▶ _WHAT THE EXERCISE ASKS_
Only the text of the records belongs in the answer, copied exactly, with every picture omitted.

━━━━━━━━━━━━━━━━━━━━━━━━━━━━━━

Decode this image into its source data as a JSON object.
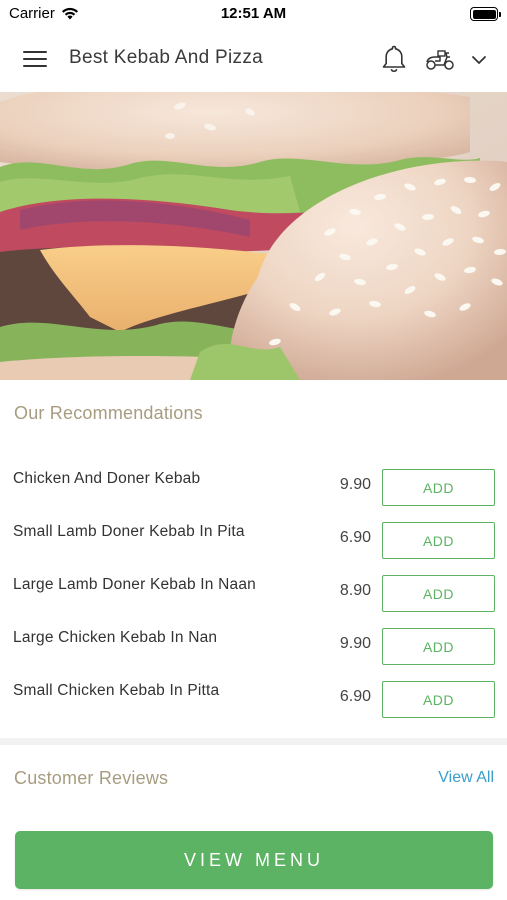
{
  "status_bar": {
    "carrier": "Carrier",
    "time": "12:51 AM",
    "icons": [
      "wifi-icon",
      "battery-icon"
    ]
  },
  "header": {
    "title": "Best Kebab And Pizza",
    "icons": [
      "menu-icon",
      "bell-icon",
      "scooter-icon",
      "chevron-down-icon"
    ]
  },
  "hero": {
    "image": "burger-photo"
  },
  "recommendations": {
    "title": "Our Recommendations",
    "items": [
      {
        "name": "Chicken And Doner Kebab",
        "price": "9.90",
        "button": "ADD"
      },
      {
        "name": "Small Lamb Doner Kebab In Pita",
        "price": "6.90",
        "button": "ADD"
      },
      {
        "name": "Large Lamb Doner Kebab In Naan",
        "price": "8.90",
        "button": "ADD"
      },
      {
        "name": "Large Chicken Kebab In Nan",
        "price": "9.90",
        "button": "ADD"
      },
      {
        "name": "Small Chicken Kebab In Pitta",
        "price": "6.90",
        "button": "ADD"
      }
    ]
  },
  "reviews": {
    "title": "Customer Reviews",
    "view_all": "View All"
  },
  "footer": {
    "view_menu": "VIEW MENU"
  },
  "colors": {
    "accent_green": "#5cb363",
    "section_title": "#a79c80",
    "link_blue": "#3a9ec9"
  }
}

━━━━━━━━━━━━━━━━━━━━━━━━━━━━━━

▶ _ANSWER AREA_
Decode this image into its source data as a JSON object.
{
  "status_bar": {
    "carrier": "Carrier",
    "time": "12:51 AM",
    "icons": [
      "wifi-icon",
      "battery-icon"
    ]
  },
  "header": {
    "title": "Best Kebab And Pizza",
    "icons": [
      "menu-icon",
      "bell-icon",
      "scooter-icon",
      "chevron-down-icon"
    ]
  },
  "hero": {
    "image": "burger-photo"
  },
  "recommendations": {
    "title": "Our Recommendations",
    "items": [
      {
        "name": "Chicken And Doner Kebab",
        "price": "9.90",
        "button": "ADD"
      },
      {
        "name": "Small Lamb Doner Kebab In Pita",
        "price": "6.90",
        "button": "ADD"
      },
      {
        "name": "Large Lamb Doner Kebab In Naan",
        "price": "8.90",
        "button": "ADD"
      },
      {
        "name": "Large Chicken Kebab In Nan",
        "price": "9.90",
        "button": "ADD"
      },
      {
        "name": "Small Chicken Kebab In Pitta",
        "price": "6.90",
        "button": "ADD"
      }
    ]
  },
  "reviews": {
    "title": "Customer Reviews",
    "view_all": "View All"
  },
  "footer": {
    "view_menu": "VIEW MENU"
  },
  "colors": {
    "accent_green": "#5cb363",
    "section_title": "#a79c80",
    "link_blue": "#3a9ec9"
  }
}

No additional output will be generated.